Data excerpts START

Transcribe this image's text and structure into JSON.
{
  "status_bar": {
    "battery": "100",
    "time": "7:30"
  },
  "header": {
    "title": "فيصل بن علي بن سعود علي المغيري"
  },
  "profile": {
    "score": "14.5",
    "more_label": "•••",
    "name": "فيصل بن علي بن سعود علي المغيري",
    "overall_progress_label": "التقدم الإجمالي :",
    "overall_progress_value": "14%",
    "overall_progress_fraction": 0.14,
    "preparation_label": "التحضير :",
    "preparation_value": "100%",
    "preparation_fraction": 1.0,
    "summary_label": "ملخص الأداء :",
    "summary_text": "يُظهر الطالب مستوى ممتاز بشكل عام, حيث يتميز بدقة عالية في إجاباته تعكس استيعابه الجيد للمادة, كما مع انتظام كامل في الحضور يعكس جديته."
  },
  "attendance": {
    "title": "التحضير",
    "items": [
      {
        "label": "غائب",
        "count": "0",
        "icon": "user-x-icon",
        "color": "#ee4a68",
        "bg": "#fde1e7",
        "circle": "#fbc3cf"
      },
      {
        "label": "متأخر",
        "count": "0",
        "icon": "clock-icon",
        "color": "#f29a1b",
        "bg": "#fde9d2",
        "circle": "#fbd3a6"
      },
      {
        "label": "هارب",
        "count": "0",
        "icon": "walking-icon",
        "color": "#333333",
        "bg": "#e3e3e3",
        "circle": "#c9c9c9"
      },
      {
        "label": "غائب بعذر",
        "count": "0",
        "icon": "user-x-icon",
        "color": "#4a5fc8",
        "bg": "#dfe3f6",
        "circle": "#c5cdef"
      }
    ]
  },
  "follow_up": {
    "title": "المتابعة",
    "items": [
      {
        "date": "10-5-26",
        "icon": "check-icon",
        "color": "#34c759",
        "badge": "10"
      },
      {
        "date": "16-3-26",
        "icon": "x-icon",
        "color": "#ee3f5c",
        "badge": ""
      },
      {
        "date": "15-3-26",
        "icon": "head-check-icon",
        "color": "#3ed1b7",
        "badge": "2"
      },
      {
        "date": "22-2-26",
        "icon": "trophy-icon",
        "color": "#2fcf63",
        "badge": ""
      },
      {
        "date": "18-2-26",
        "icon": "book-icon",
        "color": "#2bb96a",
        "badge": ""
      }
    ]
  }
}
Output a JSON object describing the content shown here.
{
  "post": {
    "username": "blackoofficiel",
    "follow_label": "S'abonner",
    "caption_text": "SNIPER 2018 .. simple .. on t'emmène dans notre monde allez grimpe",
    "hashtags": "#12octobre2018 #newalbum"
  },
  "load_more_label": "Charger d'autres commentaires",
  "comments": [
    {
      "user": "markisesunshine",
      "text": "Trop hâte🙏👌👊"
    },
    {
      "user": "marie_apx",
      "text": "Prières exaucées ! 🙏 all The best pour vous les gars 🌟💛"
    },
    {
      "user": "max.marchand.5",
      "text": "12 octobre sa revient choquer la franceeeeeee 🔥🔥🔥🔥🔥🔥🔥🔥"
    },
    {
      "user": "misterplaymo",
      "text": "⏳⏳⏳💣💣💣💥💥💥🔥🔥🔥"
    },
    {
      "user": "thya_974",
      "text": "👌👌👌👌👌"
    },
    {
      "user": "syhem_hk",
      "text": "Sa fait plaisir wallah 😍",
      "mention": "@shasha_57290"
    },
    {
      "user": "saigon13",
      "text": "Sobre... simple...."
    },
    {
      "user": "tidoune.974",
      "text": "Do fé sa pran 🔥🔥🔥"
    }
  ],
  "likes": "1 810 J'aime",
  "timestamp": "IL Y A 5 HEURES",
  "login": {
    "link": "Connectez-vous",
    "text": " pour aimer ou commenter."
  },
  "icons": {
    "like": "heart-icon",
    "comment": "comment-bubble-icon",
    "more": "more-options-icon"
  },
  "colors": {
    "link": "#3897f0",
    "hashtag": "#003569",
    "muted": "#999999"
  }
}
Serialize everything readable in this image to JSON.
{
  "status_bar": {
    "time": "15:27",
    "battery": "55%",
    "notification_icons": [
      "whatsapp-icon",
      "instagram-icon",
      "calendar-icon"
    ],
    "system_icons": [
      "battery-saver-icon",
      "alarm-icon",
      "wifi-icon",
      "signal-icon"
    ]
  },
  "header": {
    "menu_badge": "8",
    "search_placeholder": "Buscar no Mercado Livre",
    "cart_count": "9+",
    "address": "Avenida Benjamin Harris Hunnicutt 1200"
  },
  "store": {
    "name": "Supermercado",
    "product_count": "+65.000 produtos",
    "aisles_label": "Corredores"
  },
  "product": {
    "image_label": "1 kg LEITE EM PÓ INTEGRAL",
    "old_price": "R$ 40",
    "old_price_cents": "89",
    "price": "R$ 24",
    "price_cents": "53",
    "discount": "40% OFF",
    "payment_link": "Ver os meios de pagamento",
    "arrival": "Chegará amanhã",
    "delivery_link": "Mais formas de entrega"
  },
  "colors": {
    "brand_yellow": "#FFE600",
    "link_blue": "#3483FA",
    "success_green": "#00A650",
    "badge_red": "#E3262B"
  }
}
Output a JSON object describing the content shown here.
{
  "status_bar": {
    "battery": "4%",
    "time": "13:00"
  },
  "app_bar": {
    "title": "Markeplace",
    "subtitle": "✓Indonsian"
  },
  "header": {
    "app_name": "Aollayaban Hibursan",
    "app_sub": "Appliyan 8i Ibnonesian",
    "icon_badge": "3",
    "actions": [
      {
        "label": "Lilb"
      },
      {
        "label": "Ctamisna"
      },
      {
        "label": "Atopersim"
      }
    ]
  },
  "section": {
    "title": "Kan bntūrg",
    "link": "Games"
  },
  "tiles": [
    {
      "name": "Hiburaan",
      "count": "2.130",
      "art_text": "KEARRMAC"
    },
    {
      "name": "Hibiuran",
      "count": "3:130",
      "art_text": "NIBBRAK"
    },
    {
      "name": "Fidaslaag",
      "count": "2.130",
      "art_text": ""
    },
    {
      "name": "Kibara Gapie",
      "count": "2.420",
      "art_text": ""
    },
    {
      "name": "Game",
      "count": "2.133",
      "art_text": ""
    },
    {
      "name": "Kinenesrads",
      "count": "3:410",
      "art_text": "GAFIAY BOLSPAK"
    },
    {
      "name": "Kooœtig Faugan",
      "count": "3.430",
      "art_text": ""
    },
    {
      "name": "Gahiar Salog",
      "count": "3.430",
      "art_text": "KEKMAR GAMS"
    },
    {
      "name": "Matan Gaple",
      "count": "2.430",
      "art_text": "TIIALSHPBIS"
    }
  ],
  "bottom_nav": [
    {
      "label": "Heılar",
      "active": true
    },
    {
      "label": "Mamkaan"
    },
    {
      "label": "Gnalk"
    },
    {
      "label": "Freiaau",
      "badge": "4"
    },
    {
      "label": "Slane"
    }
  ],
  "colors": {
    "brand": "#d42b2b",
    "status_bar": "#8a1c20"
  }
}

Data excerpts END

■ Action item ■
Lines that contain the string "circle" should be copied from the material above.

■ Output for this task ■
        "circle": "#fbc3cf"
        "circle": "#fbd3a6"
        "circle": "#c9c9c9"
        "circle": "#c5cdef"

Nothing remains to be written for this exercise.